- [Work order]
Note each line of the listing that contains the string "this", and copy it.

___ Records for the exercise

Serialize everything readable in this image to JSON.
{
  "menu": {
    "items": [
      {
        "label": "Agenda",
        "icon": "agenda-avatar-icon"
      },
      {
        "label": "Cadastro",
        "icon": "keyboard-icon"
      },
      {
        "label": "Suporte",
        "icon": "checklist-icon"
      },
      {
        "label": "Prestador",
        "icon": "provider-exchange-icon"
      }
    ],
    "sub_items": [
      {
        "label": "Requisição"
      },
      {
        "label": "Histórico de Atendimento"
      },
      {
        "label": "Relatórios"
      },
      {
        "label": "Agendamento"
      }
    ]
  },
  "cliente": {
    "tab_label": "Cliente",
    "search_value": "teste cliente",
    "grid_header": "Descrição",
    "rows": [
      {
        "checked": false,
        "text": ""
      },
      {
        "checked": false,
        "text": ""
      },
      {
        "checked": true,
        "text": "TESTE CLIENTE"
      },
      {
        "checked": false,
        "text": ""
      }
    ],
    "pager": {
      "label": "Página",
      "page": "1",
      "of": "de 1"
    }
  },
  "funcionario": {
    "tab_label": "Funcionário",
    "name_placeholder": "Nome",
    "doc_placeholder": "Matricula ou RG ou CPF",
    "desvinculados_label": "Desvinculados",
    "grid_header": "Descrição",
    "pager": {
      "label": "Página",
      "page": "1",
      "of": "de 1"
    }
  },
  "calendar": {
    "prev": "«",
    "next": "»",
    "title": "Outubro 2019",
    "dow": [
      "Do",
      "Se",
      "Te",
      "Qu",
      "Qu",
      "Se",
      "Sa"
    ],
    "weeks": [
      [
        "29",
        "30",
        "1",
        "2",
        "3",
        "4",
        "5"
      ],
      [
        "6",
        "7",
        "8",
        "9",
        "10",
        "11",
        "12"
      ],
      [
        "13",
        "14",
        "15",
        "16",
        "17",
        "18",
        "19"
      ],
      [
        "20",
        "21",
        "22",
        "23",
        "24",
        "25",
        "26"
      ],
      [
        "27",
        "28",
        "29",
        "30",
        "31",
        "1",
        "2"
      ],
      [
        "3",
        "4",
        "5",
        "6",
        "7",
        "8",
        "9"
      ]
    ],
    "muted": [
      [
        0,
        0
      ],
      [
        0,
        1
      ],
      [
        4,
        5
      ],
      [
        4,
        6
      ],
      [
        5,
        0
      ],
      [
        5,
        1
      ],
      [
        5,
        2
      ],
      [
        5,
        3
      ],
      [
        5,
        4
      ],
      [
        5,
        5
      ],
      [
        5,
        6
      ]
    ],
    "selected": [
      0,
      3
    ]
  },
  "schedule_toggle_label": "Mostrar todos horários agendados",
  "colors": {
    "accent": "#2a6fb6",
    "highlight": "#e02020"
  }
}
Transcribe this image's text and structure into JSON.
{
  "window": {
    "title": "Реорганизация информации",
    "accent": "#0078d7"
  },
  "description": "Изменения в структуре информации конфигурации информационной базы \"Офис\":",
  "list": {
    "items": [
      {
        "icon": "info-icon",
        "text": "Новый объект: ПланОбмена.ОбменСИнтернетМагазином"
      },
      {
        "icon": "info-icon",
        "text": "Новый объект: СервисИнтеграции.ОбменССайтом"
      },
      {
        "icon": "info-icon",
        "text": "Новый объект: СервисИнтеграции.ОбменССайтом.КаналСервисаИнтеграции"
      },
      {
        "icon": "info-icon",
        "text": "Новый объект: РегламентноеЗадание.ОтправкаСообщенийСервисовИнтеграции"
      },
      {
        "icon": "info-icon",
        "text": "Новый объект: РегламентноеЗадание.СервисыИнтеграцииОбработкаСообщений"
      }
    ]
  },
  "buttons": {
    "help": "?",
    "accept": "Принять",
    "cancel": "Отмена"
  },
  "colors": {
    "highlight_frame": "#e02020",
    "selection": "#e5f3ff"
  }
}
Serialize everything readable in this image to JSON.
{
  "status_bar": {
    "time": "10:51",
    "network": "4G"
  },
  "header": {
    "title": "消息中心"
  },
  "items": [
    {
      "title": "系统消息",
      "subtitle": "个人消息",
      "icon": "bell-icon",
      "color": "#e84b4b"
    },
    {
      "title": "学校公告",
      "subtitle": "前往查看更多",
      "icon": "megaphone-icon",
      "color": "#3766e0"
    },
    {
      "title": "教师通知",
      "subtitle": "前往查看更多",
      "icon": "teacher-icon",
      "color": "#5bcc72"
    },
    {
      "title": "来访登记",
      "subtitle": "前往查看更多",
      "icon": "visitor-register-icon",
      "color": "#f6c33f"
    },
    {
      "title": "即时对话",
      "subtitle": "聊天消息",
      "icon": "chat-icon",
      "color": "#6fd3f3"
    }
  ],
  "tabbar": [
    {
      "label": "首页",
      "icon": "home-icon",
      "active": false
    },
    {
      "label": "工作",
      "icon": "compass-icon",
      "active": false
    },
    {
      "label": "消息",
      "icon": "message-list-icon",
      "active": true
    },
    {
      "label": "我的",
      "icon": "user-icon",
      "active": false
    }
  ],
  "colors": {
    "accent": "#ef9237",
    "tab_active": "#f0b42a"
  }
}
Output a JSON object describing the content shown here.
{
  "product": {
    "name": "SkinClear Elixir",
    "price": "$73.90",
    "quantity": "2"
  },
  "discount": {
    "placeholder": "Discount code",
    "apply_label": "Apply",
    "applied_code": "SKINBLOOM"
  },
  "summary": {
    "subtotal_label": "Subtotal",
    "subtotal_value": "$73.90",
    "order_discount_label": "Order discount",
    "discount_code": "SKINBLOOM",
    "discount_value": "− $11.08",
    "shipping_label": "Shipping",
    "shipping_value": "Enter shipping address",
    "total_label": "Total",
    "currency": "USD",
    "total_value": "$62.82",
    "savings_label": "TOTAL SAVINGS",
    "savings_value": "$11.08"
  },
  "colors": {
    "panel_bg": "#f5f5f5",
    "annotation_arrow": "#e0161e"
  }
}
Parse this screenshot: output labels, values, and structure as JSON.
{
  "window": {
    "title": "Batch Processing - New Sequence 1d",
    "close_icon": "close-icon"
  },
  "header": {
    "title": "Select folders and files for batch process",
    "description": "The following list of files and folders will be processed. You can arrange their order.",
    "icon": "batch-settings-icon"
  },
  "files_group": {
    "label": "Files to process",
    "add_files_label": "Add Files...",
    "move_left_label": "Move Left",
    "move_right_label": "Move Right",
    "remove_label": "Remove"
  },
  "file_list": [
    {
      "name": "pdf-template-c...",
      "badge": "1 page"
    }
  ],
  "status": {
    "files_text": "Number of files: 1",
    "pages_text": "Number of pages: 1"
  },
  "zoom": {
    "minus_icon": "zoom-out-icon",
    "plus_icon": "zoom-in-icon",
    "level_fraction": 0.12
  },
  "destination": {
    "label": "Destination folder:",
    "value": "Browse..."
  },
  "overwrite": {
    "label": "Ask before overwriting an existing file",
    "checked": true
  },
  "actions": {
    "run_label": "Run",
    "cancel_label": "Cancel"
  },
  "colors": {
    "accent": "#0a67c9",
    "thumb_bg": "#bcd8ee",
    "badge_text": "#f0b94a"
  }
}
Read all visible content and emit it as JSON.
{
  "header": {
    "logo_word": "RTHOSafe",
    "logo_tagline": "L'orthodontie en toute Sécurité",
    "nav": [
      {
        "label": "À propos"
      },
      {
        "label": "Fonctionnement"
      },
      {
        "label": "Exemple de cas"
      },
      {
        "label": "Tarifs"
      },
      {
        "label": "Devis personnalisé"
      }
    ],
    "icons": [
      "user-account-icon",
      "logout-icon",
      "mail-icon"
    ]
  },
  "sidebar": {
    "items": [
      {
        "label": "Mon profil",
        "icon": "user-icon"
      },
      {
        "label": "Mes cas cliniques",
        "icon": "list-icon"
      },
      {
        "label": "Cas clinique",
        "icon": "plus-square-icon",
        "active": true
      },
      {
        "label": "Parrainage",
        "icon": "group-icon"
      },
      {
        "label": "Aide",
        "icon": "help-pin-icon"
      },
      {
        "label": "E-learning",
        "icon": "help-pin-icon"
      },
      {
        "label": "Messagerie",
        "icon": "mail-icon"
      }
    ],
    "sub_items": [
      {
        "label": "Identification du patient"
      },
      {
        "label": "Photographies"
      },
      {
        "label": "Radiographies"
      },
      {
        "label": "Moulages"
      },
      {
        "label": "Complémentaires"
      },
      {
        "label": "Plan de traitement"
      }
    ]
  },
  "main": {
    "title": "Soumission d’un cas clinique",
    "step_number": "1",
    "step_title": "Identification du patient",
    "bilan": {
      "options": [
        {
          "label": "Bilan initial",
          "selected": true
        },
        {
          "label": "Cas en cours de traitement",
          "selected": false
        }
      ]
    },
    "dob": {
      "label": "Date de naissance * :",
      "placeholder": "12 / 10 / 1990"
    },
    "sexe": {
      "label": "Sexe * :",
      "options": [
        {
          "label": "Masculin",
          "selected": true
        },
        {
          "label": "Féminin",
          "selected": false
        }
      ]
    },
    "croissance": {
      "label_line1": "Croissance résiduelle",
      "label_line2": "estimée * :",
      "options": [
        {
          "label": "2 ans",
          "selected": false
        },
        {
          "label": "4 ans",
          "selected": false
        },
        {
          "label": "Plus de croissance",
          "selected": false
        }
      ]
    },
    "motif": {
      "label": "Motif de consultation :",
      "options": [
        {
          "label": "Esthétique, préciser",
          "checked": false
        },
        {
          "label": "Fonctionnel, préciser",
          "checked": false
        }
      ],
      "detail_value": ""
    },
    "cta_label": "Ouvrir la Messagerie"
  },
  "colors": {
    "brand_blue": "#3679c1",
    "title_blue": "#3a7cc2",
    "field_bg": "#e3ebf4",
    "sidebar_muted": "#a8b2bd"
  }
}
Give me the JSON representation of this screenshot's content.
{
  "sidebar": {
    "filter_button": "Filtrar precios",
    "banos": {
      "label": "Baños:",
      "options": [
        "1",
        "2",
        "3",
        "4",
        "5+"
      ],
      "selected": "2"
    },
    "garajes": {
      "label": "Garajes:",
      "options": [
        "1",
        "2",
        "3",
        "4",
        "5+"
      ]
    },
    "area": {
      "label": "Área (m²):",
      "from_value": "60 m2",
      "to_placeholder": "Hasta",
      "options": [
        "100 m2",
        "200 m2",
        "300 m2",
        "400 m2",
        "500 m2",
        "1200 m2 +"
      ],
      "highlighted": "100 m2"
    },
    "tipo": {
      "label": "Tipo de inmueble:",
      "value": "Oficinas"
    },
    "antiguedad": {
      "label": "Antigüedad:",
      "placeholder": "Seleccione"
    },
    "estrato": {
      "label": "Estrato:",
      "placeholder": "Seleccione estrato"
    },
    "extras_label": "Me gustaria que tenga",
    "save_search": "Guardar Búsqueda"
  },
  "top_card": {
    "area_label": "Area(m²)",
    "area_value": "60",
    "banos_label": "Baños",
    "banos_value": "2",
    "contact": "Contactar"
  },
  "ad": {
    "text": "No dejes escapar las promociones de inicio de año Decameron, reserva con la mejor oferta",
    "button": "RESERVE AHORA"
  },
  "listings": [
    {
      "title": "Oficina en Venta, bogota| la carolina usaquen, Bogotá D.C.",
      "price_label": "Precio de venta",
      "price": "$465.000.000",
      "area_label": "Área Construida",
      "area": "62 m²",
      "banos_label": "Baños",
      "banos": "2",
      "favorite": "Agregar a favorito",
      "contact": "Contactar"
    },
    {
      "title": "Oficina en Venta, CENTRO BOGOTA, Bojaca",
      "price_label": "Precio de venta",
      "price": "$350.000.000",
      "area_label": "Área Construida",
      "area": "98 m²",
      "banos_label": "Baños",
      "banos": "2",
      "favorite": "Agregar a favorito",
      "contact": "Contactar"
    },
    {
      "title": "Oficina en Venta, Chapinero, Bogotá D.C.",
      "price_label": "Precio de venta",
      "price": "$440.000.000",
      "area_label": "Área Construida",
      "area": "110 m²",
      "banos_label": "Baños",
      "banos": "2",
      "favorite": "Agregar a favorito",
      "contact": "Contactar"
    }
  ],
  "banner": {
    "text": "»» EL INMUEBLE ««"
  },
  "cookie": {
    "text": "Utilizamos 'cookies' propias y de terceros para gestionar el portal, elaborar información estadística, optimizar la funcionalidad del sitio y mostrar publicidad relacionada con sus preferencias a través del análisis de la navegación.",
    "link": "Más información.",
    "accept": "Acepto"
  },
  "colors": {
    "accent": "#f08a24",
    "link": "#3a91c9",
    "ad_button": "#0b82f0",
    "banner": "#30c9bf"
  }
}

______

- [Solved problem]
Serialize everything readable in this image to JSON.
Transcribe this image's text and structure into JSON.
Serialize everything readable in this image to JSON.
Parse this screenshot: output labels, values, and structure as JSON.
Give me the JSON representation of this screenshot's content.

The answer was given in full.